Activity:
Give the data below again exactly, and drop each picture from it.

Provided entries:
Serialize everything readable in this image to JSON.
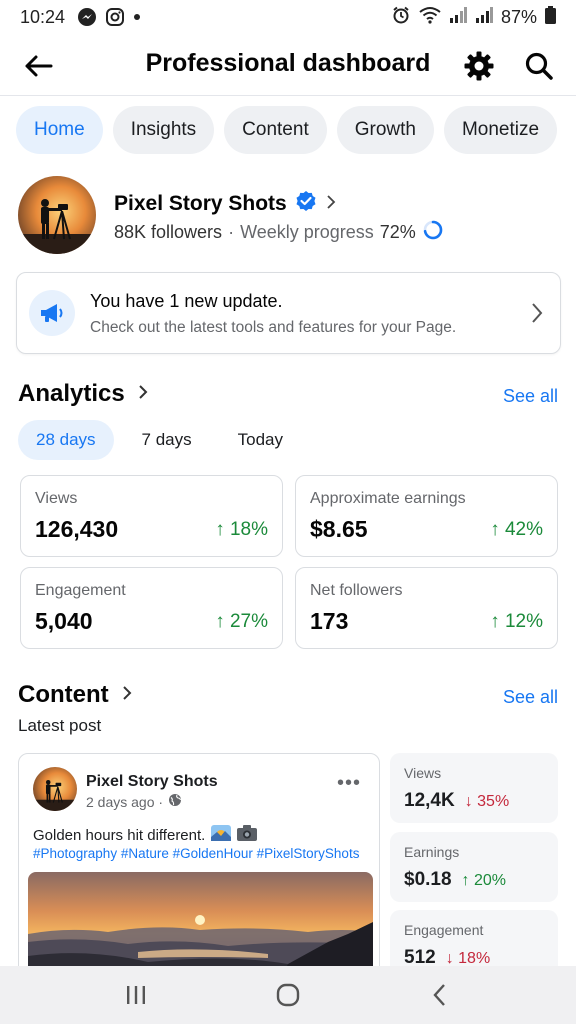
{
  "status_bar": {
    "time": "10:24",
    "battery": "87%"
  },
  "header": {
    "title": "Professional dashboard"
  },
  "tabs": [
    {
      "label": "Home",
      "active": true
    },
    {
      "label": "Insights",
      "active": false
    },
    {
      "label": "Content",
      "active": false
    },
    {
      "label": "Growth",
      "active": false
    },
    {
      "label": "Monetize",
      "active": false
    }
  ],
  "profile": {
    "name": "Pixel Story Shots",
    "followers": "88K followers",
    "separator": "·",
    "weekly_progress_label": "Weekly progress",
    "weekly_progress_value": "72%",
    "weekly_progress_fraction": 0.72
  },
  "update_card": {
    "title": "You have 1 new update.",
    "subtitle": "Check out the latest tools and features for your Page."
  },
  "analytics": {
    "title": "Analytics",
    "see_all": "See all",
    "ranges": [
      {
        "label": "28 days",
        "active": true
      },
      {
        "label": "7 days",
        "active": false
      },
      {
        "label": "Today",
        "active": false
      }
    ],
    "metrics": [
      {
        "label": "Views",
        "value": "126,430",
        "change": "↑ 18%"
      },
      {
        "label": "Approximate earnings",
        "value": "$8.65",
        "change": "↑ 42%"
      },
      {
        "label": "Engagement",
        "value": "5,040",
        "change": "↑ 27%"
      },
      {
        "label": "Net followers",
        "value": "173",
        "change": "↑ 12%"
      }
    ]
  },
  "content": {
    "title": "Content",
    "see_all": "See all",
    "subtitle": "Latest post",
    "post": {
      "author": "Pixel Story Shots",
      "time": "2 days ago ·",
      "caption": "Golden hours hit different.",
      "hashtags": "#Photography #Nature #GoldenHour #PixelStoryShots"
    },
    "stats": [
      {
        "label": "Views",
        "value": "12,4K",
        "change": "↓ 35%",
        "trend": "down"
      },
      {
        "label": "Earnings",
        "value": "$0.18",
        "change": "↑ 20%",
        "trend": "up"
      },
      {
        "label": "Engagement",
        "value": "512",
        "change": "↓ 18%",
        "trend": "down"
      }
    ]
  },
  "colors": {
    "accent": "#1877f2",
    "positive": "#1b8a3a",
    "negative": "#c4283c"
  }
}
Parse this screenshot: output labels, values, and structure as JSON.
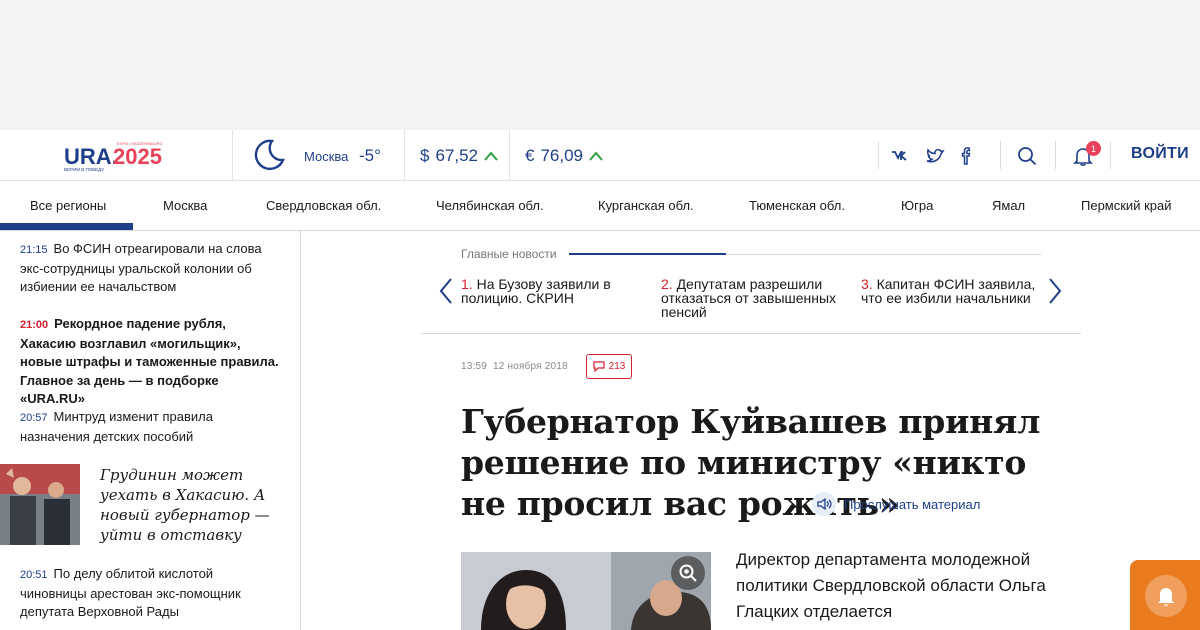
{
  "header": {
    "logo_main": "URA.",
    "logo_year": "2025",
    "logo_small_top": "EXPO | EKATERINBURG",
    "logo_small_bottom": "ВЕРИМ В ПОБЕДУ",
    "weather": {
      "city": "Москва",
      "temp": "-5°",
      "icon": "moon-icon"
    },
    "usd": {
      "symbol": "$",
      "value": "67,52",
      "trend": "up"
    },
    "eur": {
      "symbol": "€",
      "value": "76,09",
      "trend": "up"
    },
    "social": [
      "vk-icon",
      "twitter-icon",
      "facebook-icon"
    ],
    "notifications_count": "1",
    "login_label": "ВОЙТИ"
  },
  "regions": [
    "Все регионы",
    "Москва",
    "Свердловская обл.",
    "Челябинская обл.",
    "Курганская обл.",
    "Тюменская обл.",
    "Югра",
    "Ямал",
    "Пермский край"
  ],
  "feed": [
    {
      "time": "21:15",
      "text": "Во ФСИН отреагировали на слова экс-сотрудницы уральской колонии об избиении ее начальством",
      "bold": false
    },
    {
      "time": "21:00",
      "text": "Рекордное падение рубля, Хакасию возглавил «могильщик», новые штрафы и таможенные правила. Главное за день — в подборке «URA.RU»",
      "bold": true
    },
    {
      "time": "20:57",
      "text": "Минтруд изменит правила назначения детских пособий",
      "bold": false
    },
    {
      "time": "20:51",
      "text": "По делу облитой кислотой чиновницы арестован экс-помощник депутата Верховной Рады",
      "bold": false
    }
  ],
  "feed_feature": "Грудинин может уехать в Хакасию. А новый губернатор — уйти в отставку",
  "main_news": {
    "label": "Главные новости",
    "items": [
      {
        "num": "1.",
        "text": "На Бузову заявили в полицию. СКРИН"
      },
      {
        "num": "2.",
        "text": "Депутатам разрешили отказаться от завышенных пенсий"
      },
      {
        "num": "3.",
        "text": "Капитан ФСИН заявила, что ее избили начальники"
      }
    ]
  },
  "article": {
    "time": "13:59",
    "date": "12 ноября 2018",
    "comments": "213",
    "headline": "Губернатор Куйвашев принял решение по министру «никто не просил вас рожать»",
    "listen_label": "Прослушать материал",
    "lead": "Директор департамента молодежной политики Свердловской области Ольга Глацких отделается"
  },
  "colors": {
    "brand": "#1f3e8a",
    "accent": "#d6202e",
    "push": "#ea7a1e",
    "up": "#2ea043"
  }
}
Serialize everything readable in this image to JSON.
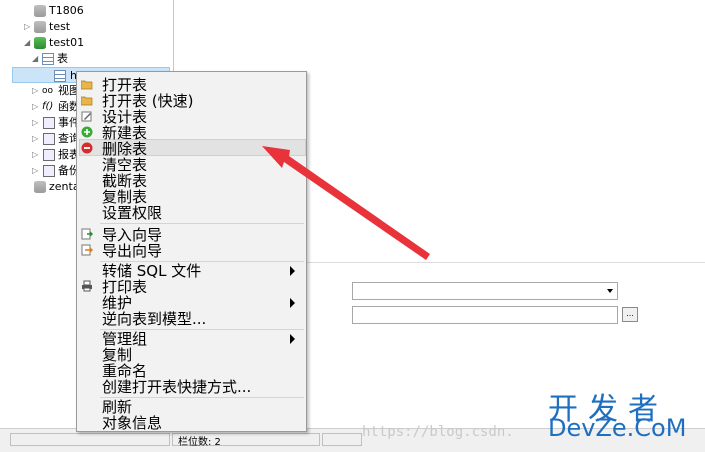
{
  "tree": {
    "items": [
      {
        "label": "T1806"
      },
      {
        "label": "test"
      },
      {
        "label": "test01"
      },
      {
        "label": "表"
      },
      {
        "label": "h"
      },
      {
        "label": "视图"
      },
      {
        "label": "函数"
      },
      {
        "label": "事件"
      },
      {
        "label": "查询"
      },
      {
        "label": "报表"
      },
      {
        "label": "备份"
      },
      {
        "label": "zenta"
      }
    ]
  },
  "context_menu": {
    "items": [
      {
        "label": "打开表",
        "icon": "folder-open-icon"
      },
      {
        "label": "打开表 (快速)",
        "icon": "folder-open-icon"
      },
      {
        "label": "设计表",
        "icon": "pencil-icon"
      },
      {
        "label": "新建表",
        "icon": "add-green-icon"
      },
      {
        "label": "删除表",
        "icon": "delete-red-icon"
      },
      {
        "label": "清空表"
      },
      {
        "label": "截断表"
      },
      {
        "label": "复制表"
      },
      {
        "label": "设置权限"
      },
      {
        "label": "导入向导",
        "icon": "import-icon"
      },
      {
        "label": "导出向导",
        "icon": "export-icon"
      },
      {
        "label": "转储 SQL 文件",
        "submenu": true
      },
      {
        "label": "打印表",
        "icon": "printer-icon"
      },
      {
        "label": "维护",
        "submenu": true
      },
      {
        "label": "逆向表到模型..."
      },
      {
        "label": "管理组",
        "submenu": true
      },
      {
        "label": "复制"
      },
      {
        "label": "重命名"
      },
      {
        "label": "创建打开表快捷方式..."
      },
      {
        "label": "刷新"
      },
      {
        "label": "对象信息"
      }
    ]
  },
  "status": {
    "columns": "栏位数: 2"
  },
  "watermark": {
    "url": "https://blog.csdn.",
    "title": "开发者",
    "brand": "DevZe.CoM"
  },
  "colors": {
    "annotation_arrow": "#e8333a",
    "watermark": "#1f6fc0"
  }
}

Task solution:
Serialize everything readable in this image to JSON.
{
  "status_bar": {
    "time": "10:24",
    "battery": "87%"
  },
  "header": {
    "title": "Professional dashboard"
  },
  "tabs": [
    {
      "label": "Home",
      "active": true
    },
    {
      "label": "Insights",
      "active": false
    },
    {
      "label": "Content",
      "active": false
    },
    {
      "label": "Growth",
      "active": false
    },
    {
      "label": "Monetize",
      "active": false
    }
  ],
  "profile": {
    "name": "Pixel Story Shots",
    "followers": "88K followers",
    "separator": "·",
    "weekly_progress_label": "Weekly progress",
    "weekly_progress_value": "72%",
    "weekly_progress_fraction": 0.72
  },
  "update_card": {
    "title": "You have 1 new update.",
    "subtitle": "Check out the latest tools and features for your Page."
  },
  "analytics": {
    "title": "Analytics",
    "see_all": "See all",
    "ranges": [
      {
        "label": "28 days",
        "active": true
      },
      {
        "label": "7 days",
        "active": false
      },
      {
        "label": "Today",
        "active": false
      }
    ],
    "metrics": [
      {
        "label": "Views",
        "value": "126,430",
        "change": "↑ 18%"
      },
      {
        "label": "Approximate earnings",
        "value": "$8.65",
        "change": "↑ 42%"
      },
      {
        "label": "Engagement",
        "value": "5,040",
        "change": "↑ 27%"
      },
      {
        "label": "Net followers",
        "value": "173",
        "change": "↑ 12%"
      }
    ]
  },
  "content": {
    "title": "Content",
    "see_all": "See all",
    "subtitle": "Latest post",
    "post": {
      "author": "Pixel Story Shots",
      "time": "2 days ago ·",
      "caption": "Golden hours hit different.",
      "hashtags": "#Photography #Nature #GoldenHour #PixelStoryShots"
    },
    "stats": [
      {
        "label": "Views",
        "value": "12,4K",
        "change": "↓ 35%",
        "trend": "down"
      },
      {
        "label": "Earnings",
        "value": "$0.18",
        "change": "↑ 20%",
        "trend": "up"
      },
      {
        "label": "Engagement",
        "value": "512",
        "change": "↓ 18%",
        "trend": "down"
      }
    ]
  },
  "colors": {
    "accent": "#1877f2",
    "positive": "#1b8a3a",
    "negative": "#c4283c"
  }
}
Parse this screenshot: output labels, values, and structure as JSON.
{
  "header": {
    "logo_main": "URA.",
    "logo_year": "2025",
    "logo_small_top": "EXPO | EKATERINBURG",
    "logo_small_bottom": "ВЕРИМ В ПОБЕДУ",
    "weather": {
      "city": "Москва",
      "temp": "-5°",
      "icon": "moon-icon"
    },
    "usd": {
      "symbol": "$",
      "value": "67,52",
      "trend": "up"
    },
    "eur": {
      "symbol": "€",
      "value": "76,09",
      "trend": "up"
    },
    "social": [
      "vk-icon",
      "twitter-icon",
      "facebook-icon"
    ],
    "notifications_count": "1",
    "login_label": "ВОЙТИ"
  },
  "regions": [
    "Все регионы",
    "Москва",
    "Свердловская обл.",
    "Челябинская обл.",
    "Курганская обл.",
    "Тюменская обл.",
    "Югра",
    "Ямал",
    "Пермский край"
  ],
  "feed": [
    {
      "time": "21:15",
      "text": "Во ФСИН отреагировали на слова экс-сотрудницы уральской колонии об избиении ее начальством",
      "bold": false
    },
    {
      "time": "21:00",
      "text": "Рекордное падение рубля, Хакасию возглавил «могильщик», новые штрафы и таможенные правила. Главное за день — в подборке «URA.RU»",
      "bold": true
    },
    {
      "time": "20:57",
      "text": "Минтруд изменит правила назначения детских пособий",
      "bold": false
    },
    {
      "time": "20:51",
      "text": "По делу облитой кислотой чиновницы арестован экс-помощник депутата Верховной Рады",
      "bold": false
    }
  ],
  "feed_feature": "Грудинин может уехать в Хакасию. А новый губернатор — уйти в отставку",
  "main_news": {
    "label": "Главные новости",
    "items": [
      {
        "num": "1.",
        "text": "На Бузову заявили в полицию. СКРИН"
      },
      {
        "num": "2.",
        "text": "Депутатам разрешили отказаться от завышенных пенсий"
      },
      {
        "num": "3.",
        "text": "Капитан ФСИН заявила, что ее избили начальники"
      }
    ]
  },
  "article": {
    "time": "13:59",
    "date": "12 ноября 2018",
    "comments": "213",
    "headline": "Губернатор Куйвашев принял решение по министру «никто не просил вас рожать»",
    "listen_label": "Прослушать материал",
    "lead": "Директор департамента молодежной политики Свердловской области Ольга Глацких отделается"
  },
  "colors": {
    "brand": "#1f3e8a",
    "accent": "#d6202e",
    "push": "#ea7a1e",
    "up": "#2ea043"
  }
}
Serialize everything readable in this image to JSON.
{
  "tree": {
    "items": [
      {
        "label": "T1806"
      },
      {
        "label": "test"
      },
      {
        "label": "test01"
      },
      {
        "label": "表"
      },
      {
        "label": "h"
      },
      {
        "label": "视图"
      },
      {
        "label": "函数"
      },
      {
        "label": "事件"
      },
      {
        "label": "查询"
      },
      {
        "label": "报表"
      },
      {
        "label": "备份"
      },
      {
        "label": "zenta"
      }
    ]
  },
  "context_menu": {
    "items": [
      {
        "label": "打开表",
        "icon": "folder-open-icon"
      },
      {
        "label": "打开表 (快速)",
        "icon": "folder-open-icon"
      },
      {
        "label": "设计表",
        "icon": "pencil-icon"
      },
      {
        "label": "新建表",
        "icon": "add-green-icon"
      },
      {
        "label": "删除表",
        "icon": "delete-red-icon"
      },
      {
        "label": "清空表"
      },
      {
        "label": "截断表"
      },
      {
        "label": "复制表"
      },
      {
        "label": "设置权限"
      },
      {
        "label": "导入向导",
        "icon": "import-icon"
      },
      {
        "label": "导出向导",
        "icon": "export-icon"
      },
      {
        "label": "转储 SQL 文件",
        "submenu": true
      },
      {
        "label": "打印表",
        "icon": "printer-icon"
      },
      {
        "label": "维护",
        "submenu": true
      },
      {
        "label": "逆向表到模型..."
      },
      {
        "label": "管理组",
        "submenu": true
      },
      {
        "label": "复制"
      },
      {
        "label": "重命名"
      },
      {
        "label": "创建打开表快捷方式..."
      },
      {
        "label": "刷新"
      },
      {
        "label": "对象信息"
      }
    ]
  },
  "status": {
    "columns": "栏位数: 2"
  },
  "watermark": {
    "url": "https://blog.csdn.",
    "title": "开发者",
    "brand": "DevZe.CoM"
  },
  "colors": {
    "annotation_arrow": "#e8333a",
    "watermark": "#1f6fc0"
  }
}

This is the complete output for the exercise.